Six months after gaining parliamentary support for a new law to convert the top 11 port trusts into authorities, the Center has yet to complete the structural overhaul of state-owned ports.
The Large Port Authority Law of 2021 was passed by Parliament on February 10 and notified to the Official Gazette on February 18 after being promulgated by the President.
The delay in finalizing the law enforcement rules has delayed the conversion, according to official sources. The draft rules were released on April 7 to gather comments / opinions from the general public, stakeholders and unions / federations.
Sources in the port trusts say the second wave of the pandemic has slowed the finalization of the rules. In addition, there was a change of guard at the Ministry of Ports, Navigation and Waterways in July following a cabinet reshuffle, in which Sarbananda Sonowal was appointed Union Minister instead. by Mansukh Mandaviya.
“The rules for implementing this new law have yet to be finalized,” said an official at one of the major port trusts.
The new law will facilitate the pricing of services provided by government-owned port authorities as well as public-private partnership (PPP) operators in these so-called major ports to help them compete with private ports which are free to set their own tariffs.
Currently, prices for services provided by port trusts and PPP operators are set by the Tariff Authority for Major Ports (TAMP). The new law aims to grant more autonomy and flexibility to large ports and to professionalize their governance for faster decision-making and help them compete with private ports.
An Arbitration Council (without power to set tariffs) will be set up under the new law to supervise the functions performed by the TAMP arising from the tariff guidelines of 2005, 2008, 2013, 2018 and 2019 and the tariff decrees issued. by this authority.
The Arbitration Council will be responsible for receiving and ruling on any litigation or dispute or claims relating to the rights and obligations of major port authorities and PPP operators or captive users of dedicated berths under their concession agreements. , and to make orders after reviewing and hearing all parties involved in the dispute.
The council will also assess and review PPP projects constrained by the central government or the port authority council, and propose measures to revive these projects.
It will examine complaints received from port users against the services and conditions of service provided by large ports or private operators operating in large ports, and will pass the necessary orders after hearing the parties concerned.
The new law will help these ports to obtain additional loans / capital from Indian and foreign lenders.
Ports will also be empowered to establish their own master plan for areas located within their port boundary to the exclusion of any state or local regulations.

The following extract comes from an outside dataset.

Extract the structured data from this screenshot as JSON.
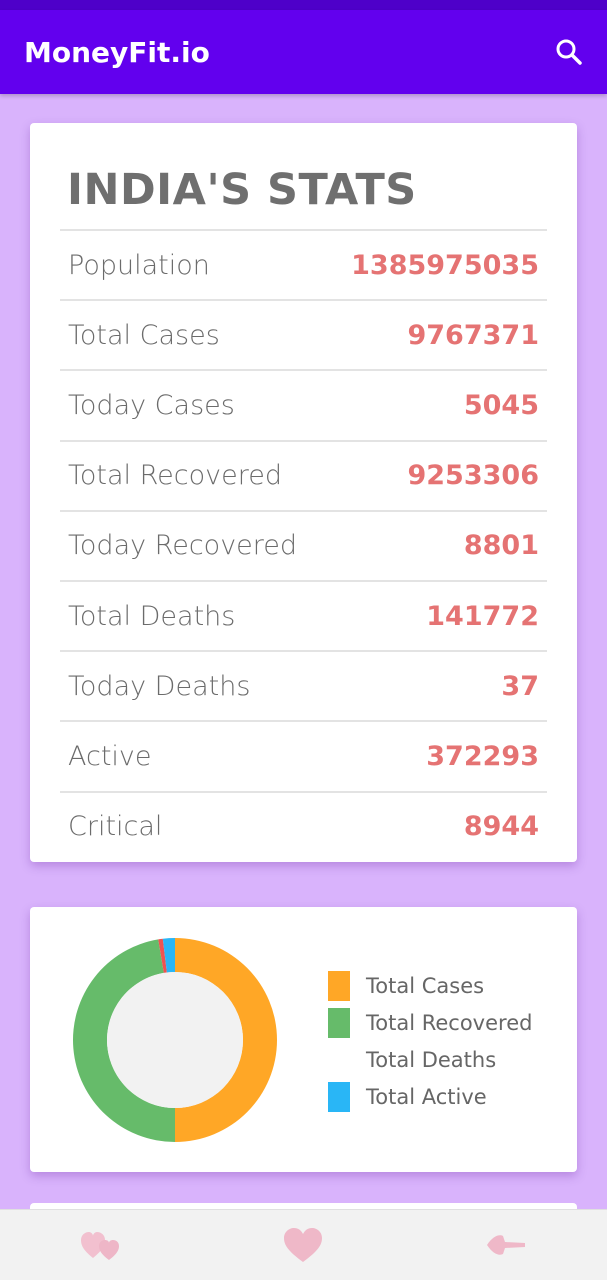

This would mean that a port authority is not required to obtain permission from a municipal or local authority to undertake development projects.
“The ports are surrounded by municipalities. How can they allow the port authorities to do what they want. It will be challenged in court, ”said a port industry official.